When settling with a client on a negotiated sum, with the intent to write off the balance as bad debt, you should file a 1099C to the IRS.   This is referred to as “Cancelled Debt 1099C”.  Doing this will cause the client to have to pay taxes on the amount not paid.   As a creditor this can also be used as a tool to collect the full balance of a debt.  If you explain to the debtor that the unpaid amount will be submitted to the IRS, some clients would prefer that the IRS not be involved.  

IRS reporting - www.irs.gov explains:  Any financial institution that forgives or writes off $600 or more of a debt's principal (the amount not attributable to interest or fees) must send you and the IRS a Form 1099-C at the end of the tax year. These forms are for reporting income, which means that when you file your tax return for the tax year in which your debt was settled or written off, the IRS will make sure that you report the amount on the Form 1099-C as income. 

Here's how it works. Creditors often write off debts after a set period of time -- for example, one, two, or three years after you default. The creditor stops its collection efforts, declares the debt uncollectible, and reports it to the IRS as lost income to reduce its tax burden. The same is true when you negotiate a debt reduction. The creditor will report the amount you didn't pay as lost income to the IRS.

Of course, the IRS still wants to collect tax on this money, and it will turn to you for payment.
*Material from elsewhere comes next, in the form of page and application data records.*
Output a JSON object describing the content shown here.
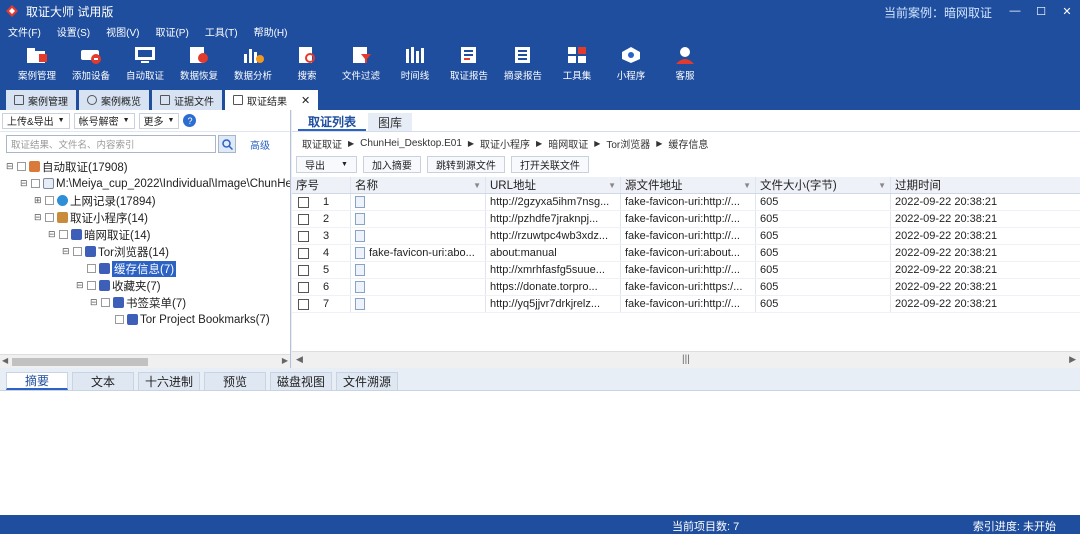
{
  "window": {
    "title": "取证大师 试用版",
    "case_label": "当前案例：暗网取证"
  },
  "menu": [
    "文件(F)",
    "设置(S)",
    "视图(V)",
    "取证(P)",
    "工具(T)",
    "帮助(H)"
  ],
  "toolbar": [
    "案例管理",
    "添加设备",
    "自动取证",
    "数据恢复",
    "数据分析",
    "搜索",
    "文件过滤",
    "时间线",
    "取证报告",
    "摘录报告",
    "工具集",
    "小程序",
    "客服"
  ],
  "doc_tabs": [
    "案例管理",
    "案例概览",
    "证据文件",
    "取证结果"
  ],
  "left": {
    "upload_export": "上传&导出",
    "account_decrypt": "帐号解密",
    "more": "更多",
    "help": "?",
    "search_placeholder": "取证结果、文件名、内容索引",
    "advanced": "高级",
    "tree": [
      {
        "label": "自动取证(17908)",
        "expander": "⊟"
      },
      {
        "label": "M:\\Meiya_cup_2022\\Individual\\Image\\ChunHei",
        "expander": "⊟"
      },
      {
        "label": "上网记录(17894)",
        "expander": "⊞"
      },
      {
        "label": "取证小程序(14)",
        "expander": "⊟"
      },
      {
        "label": "暗网取证(14)",
        "expander": "⊟"
      },
      {
        "label": "Tor浏览器(14)",
        "expander": "⊟"
      },
      {
        "label": "缓存信息(7)",
        "expander": ""
      },
      {
        "label": "收藏夹(7)",
        "expander": "⊟"
      },
      {
        "label": "书签菜单(7)",
        "expander": "⊟"
      },
      {
        "label": "Tor Project Bookmarks(7)",
        "expander": ""
      }
    ]
  },
  "right": {
    "tabs": [
      "取证列表",
      "图库"
    ],
    "breadcrumb": [
      "取证取证",
      "ChunHei_Desktop.E01",
      "取证小程序",
      "暗网取证",
      "Tor浏览器",
      "缓存信息"
    ],
    "actions": [
      "导出",
      "加入摘要",
      "跳转到源文件",
      "打开关联文件"
    ],
    "columns": [
      "序号",
      "名称",
      "URL地址",
      "源文件地址",
      "文件大小(字节)",
      "过期时间"
    ],
    "rows": [
      {
        "n": "1",
        "name": "",
        "url": "http://2gzyxa5ihm7nsg...",
        "src": "fake-favicon-uri:http://...",
        "size": "605",
        "expire": "2022-09-22 20:38:21"
      },
      {
        "n": "2",
        "name": "",
        "url": "http://pzhdfe7jraknpj...",
        "src": "fake-favicon-uri:http://...",
        "size": "605",
        "expire": "2022-09-22 20:38:21"
      },
      {
        "n": "3",
        "name": "",
        "url": "http://rzuwtpc4wb3xdz...",
        "src": "fake-favicon-uri:http://...",
        "size": "605",
        "expire": "2022-09-22 20:38:21"
      },
      {
        "n": "4",
        "name": "fake-favicon-uri:abo...",
        "url": "about:manual",
        "src": "fake-favicon-uri:about...",
        "size": "605",
        "expire": "2022-09-22 20:38:21"
      },
      {
        "n": "5",
        "name": "",
        "url": "http://xmrhfasfg5suue...",
        "src": "fake-favicon-uri:http://...",
        "size": "605",
        "expire": "2022-09-22 20:38:21"
      },
      {
        "n": "6",
        "name": "",
        "url": "https://donate.torpro...",
        "src": "fake-favicon-uri:https:/...",
        "size": "605",
        "expire": "2022-09-22 20:38:21"
      },
      {
        "n": "7",
        "name": "",
        "url": "http://yq5jjvr7drkjrelz...",
        "src": "fake-favicon-uri:http://...",
        "size": "605",
        "expire": "2022-09-22 20:38:21"
      }
    ],
    "scroll_mid": "|||"
  },
  "bottom_tabs": [
    "摘要",
    "文本",
    "十六进制",
    "预览",
    "磁盘视图",
    "文件溯源"
  ],
  "status": {
    "count": "当前项目数: 7",
    "index": "索引进度: 未开始"
  }
}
Because you no longer have to pay the full amount of the debt, the IRS treats the forgiven amount as gained income, for which you should pay income taxes.

For more information, check out Publication 4681  http://www.irs.gov/pub/irs-pdf/p4681.pdf

Forms may be ordered through IRS.gov and are free.

                                                                                                                                                                        D. Poplawski 2014